*TRY IT:*
Below are records; how many of their lines contain "Tiếng"? Give the number and no other words.

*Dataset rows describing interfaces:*

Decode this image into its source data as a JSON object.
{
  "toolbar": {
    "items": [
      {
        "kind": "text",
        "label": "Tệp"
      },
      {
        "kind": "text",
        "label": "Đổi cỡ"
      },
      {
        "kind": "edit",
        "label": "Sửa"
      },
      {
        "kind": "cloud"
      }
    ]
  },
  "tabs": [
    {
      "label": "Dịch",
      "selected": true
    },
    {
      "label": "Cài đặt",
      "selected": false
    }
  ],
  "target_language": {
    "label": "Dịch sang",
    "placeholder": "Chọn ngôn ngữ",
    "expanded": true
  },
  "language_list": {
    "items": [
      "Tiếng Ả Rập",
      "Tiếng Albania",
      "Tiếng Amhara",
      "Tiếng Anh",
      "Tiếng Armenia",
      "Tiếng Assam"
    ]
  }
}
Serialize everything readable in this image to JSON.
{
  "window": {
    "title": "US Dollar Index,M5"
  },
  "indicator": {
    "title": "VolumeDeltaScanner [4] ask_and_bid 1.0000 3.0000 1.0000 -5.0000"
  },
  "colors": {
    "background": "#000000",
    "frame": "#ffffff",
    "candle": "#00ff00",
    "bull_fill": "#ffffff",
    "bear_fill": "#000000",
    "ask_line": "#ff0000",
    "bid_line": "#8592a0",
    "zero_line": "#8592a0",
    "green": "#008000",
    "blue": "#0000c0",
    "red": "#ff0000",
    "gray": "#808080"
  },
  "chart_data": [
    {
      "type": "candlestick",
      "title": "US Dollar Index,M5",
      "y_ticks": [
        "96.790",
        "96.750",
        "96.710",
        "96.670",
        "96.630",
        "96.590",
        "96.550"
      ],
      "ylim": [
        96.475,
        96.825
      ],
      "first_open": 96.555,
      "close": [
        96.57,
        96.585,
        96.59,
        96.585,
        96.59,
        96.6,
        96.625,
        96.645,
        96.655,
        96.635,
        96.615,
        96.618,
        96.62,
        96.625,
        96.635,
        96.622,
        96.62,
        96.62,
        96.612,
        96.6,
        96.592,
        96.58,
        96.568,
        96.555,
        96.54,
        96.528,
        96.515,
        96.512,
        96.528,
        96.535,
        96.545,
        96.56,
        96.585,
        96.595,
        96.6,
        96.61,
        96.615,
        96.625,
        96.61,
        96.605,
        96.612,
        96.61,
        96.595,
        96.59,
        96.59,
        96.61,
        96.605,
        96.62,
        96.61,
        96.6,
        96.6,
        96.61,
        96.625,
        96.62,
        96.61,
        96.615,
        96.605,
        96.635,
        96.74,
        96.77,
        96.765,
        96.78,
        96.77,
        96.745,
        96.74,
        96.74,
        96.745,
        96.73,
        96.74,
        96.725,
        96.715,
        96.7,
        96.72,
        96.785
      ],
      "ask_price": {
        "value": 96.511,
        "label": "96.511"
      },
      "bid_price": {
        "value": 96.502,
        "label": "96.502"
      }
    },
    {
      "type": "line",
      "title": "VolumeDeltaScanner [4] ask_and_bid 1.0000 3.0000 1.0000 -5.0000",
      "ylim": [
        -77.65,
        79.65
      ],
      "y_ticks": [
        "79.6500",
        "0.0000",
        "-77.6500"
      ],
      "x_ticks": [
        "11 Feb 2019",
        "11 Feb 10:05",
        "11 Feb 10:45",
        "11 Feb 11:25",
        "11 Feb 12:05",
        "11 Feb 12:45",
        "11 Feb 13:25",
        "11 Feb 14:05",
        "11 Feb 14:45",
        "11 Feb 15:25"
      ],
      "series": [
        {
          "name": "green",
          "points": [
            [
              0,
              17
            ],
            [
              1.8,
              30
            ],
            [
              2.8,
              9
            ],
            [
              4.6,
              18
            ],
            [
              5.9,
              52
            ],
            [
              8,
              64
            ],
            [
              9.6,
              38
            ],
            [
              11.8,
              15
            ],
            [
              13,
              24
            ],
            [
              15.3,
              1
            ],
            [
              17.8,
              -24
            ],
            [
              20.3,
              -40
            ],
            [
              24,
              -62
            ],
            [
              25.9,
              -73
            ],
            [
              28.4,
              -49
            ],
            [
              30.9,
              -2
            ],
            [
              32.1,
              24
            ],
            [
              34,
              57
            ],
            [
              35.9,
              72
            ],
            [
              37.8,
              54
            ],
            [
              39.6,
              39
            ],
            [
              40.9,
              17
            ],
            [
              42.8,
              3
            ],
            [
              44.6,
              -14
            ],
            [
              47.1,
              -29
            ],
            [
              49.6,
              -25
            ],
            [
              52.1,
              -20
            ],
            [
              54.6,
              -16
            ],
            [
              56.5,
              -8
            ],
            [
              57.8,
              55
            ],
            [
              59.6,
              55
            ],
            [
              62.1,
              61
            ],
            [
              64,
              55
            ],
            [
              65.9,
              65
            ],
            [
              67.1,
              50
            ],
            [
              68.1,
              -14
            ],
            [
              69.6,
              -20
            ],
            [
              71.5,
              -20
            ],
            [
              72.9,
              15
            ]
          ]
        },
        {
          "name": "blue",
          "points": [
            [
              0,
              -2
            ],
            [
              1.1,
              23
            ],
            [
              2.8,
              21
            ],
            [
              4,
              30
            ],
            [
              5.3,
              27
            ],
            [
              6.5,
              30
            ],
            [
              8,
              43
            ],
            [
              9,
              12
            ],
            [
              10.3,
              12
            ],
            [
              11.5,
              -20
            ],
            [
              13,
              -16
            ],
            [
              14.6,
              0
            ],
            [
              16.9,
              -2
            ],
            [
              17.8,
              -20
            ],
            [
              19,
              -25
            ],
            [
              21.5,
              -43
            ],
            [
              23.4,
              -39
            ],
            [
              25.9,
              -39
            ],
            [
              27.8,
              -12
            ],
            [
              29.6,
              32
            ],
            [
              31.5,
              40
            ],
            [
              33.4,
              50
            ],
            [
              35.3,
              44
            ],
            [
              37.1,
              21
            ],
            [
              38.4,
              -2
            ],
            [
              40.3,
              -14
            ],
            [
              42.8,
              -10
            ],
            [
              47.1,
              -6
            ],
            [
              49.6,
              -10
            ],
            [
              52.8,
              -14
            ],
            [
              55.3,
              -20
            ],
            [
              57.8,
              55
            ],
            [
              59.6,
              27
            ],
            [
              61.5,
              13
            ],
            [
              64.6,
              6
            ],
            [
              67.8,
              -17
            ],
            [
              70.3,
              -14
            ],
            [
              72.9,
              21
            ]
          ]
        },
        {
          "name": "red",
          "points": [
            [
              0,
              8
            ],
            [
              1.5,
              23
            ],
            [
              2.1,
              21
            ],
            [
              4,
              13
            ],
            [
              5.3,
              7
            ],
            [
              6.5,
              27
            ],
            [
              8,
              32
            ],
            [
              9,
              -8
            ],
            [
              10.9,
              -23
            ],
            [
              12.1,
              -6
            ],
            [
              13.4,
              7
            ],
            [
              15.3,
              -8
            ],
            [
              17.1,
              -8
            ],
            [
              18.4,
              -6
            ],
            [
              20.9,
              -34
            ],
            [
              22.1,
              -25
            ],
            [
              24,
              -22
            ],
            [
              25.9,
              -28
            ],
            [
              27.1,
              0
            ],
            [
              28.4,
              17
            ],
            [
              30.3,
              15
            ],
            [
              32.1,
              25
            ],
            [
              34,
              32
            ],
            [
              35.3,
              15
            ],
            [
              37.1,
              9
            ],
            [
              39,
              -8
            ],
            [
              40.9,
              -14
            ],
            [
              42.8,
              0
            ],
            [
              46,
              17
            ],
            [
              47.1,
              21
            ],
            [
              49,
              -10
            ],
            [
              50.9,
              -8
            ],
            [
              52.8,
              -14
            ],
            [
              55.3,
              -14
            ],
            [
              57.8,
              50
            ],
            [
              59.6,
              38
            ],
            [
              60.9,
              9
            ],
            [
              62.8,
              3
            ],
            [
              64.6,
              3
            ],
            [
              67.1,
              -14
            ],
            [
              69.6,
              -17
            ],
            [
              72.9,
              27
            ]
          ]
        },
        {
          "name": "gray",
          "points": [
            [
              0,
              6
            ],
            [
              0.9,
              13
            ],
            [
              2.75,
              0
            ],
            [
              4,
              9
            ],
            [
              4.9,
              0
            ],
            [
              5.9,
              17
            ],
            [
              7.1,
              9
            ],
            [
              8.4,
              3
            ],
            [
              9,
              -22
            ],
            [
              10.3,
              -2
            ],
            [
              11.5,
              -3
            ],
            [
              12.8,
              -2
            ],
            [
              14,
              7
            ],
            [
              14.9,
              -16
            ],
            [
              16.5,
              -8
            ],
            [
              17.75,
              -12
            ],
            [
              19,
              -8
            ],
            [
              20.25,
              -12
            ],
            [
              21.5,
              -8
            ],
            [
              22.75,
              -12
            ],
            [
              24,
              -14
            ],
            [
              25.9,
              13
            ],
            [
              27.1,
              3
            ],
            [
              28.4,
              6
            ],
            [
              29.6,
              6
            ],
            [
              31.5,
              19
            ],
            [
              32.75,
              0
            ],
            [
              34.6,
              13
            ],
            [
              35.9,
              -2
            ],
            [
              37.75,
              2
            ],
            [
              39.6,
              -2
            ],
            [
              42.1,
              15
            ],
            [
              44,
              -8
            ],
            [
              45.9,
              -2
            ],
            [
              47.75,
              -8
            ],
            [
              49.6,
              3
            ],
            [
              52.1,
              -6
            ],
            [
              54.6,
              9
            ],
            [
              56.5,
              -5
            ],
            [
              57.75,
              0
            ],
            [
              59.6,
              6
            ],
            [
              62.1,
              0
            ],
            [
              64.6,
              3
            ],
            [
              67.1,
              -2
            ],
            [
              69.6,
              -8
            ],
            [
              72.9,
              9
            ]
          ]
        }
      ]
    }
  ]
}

*EXERCISE RESPONSE:*
6